    Adeeba Gulzar, who is called 'champ' in the academy, has won laurels at the national and regional level. Taking inspiration from her sister Aqsa, who had joined the academy in 2015, Adeeba visits the academy along with her two sisters.
  • Sharafat Ali
    During a training session, Eeshal Maryam performs a full leg stretching while others can been seen in a traditional martial art stance.
  • Sharafat Ali
    "While there are many academies for boys to train at, there is hardly any academy where girls can learn traits of martial arts in Kashmir," said Peerzada Adil Iqbal Shah.
  • Sharafat Ali
    "Self defence is very important for anyone, especially girls, looking at the number of harassment cases in Kashmir surfacing these days," said Peerzada Adil Iqbal Shah. "Moreover sports keeps one healthy and fresh and who does not want to be fit."
  • Sharafat Ali

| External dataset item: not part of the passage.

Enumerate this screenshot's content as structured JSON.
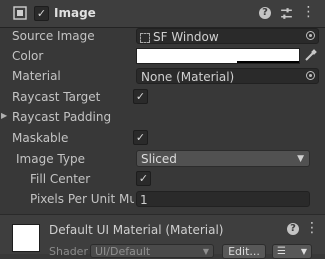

    Sisters Adla and Andleeb posing for a picture after a training session. While Adla is still in school, Andleeb goes to college. The duo along with their elder sister train at the academy, every weekend.
  • Sharafat Ali
    Aqsa Gulzar practicing a kick during a weekend training session at academy. Aqsa has been a regular at the academy since 2015. She has inspired her two sisters, who also visit the academy regularly on weekends. "Our father is very supportive and makes sure we don't miss any training session at the academy. He picks and drops the three of us, every weekend," she said.
  • Sharafat Ali
    Anjum, who goes to school, is seen practicing as the sunlight makes patterns on her Kung Fu robe.
  • Sharafat Ali
    Girls stretching and warming up before the training session commences at the martial arts academy. 
  • Sharafat Ali
    Girls posing for a picture while doing a full stretch and karate stance during a training session at the martial arts academy.